> _Extracted information_
----

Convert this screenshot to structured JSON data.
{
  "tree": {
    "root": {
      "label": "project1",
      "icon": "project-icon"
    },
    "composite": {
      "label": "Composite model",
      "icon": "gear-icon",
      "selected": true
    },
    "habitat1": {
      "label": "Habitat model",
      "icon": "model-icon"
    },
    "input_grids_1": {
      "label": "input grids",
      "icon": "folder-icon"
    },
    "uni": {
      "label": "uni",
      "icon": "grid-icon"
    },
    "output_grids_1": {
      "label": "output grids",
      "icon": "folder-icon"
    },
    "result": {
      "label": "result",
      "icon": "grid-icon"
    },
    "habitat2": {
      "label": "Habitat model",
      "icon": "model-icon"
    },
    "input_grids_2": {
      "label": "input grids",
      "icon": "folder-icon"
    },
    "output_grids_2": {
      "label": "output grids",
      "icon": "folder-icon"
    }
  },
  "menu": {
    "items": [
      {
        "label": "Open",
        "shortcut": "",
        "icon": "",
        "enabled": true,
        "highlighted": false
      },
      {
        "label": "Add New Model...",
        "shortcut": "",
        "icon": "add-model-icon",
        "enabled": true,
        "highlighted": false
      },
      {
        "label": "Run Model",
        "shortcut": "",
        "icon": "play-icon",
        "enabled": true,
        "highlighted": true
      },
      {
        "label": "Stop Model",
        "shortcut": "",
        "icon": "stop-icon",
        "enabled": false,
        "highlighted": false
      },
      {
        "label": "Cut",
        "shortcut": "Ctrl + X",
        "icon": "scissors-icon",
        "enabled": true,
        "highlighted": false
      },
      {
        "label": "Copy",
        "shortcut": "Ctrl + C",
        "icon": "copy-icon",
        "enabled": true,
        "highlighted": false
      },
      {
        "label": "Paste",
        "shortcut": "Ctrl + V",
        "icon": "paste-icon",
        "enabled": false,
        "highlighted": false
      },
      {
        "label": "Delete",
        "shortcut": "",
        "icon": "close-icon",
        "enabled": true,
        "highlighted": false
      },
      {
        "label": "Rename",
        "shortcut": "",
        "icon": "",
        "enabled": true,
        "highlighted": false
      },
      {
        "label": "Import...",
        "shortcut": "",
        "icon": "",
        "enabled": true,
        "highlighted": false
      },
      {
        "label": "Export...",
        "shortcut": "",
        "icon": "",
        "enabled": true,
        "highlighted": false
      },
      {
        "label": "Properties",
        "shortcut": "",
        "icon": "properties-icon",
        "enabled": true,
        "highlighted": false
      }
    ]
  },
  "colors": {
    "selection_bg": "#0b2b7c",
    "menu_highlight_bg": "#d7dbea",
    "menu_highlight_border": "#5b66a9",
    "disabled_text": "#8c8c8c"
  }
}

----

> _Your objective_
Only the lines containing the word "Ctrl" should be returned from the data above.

> _Written response_
        "shortcut": "Ctrl + X",
        "shortcut": "Ctrl + C",
        "shortcut": "Ctrl + V",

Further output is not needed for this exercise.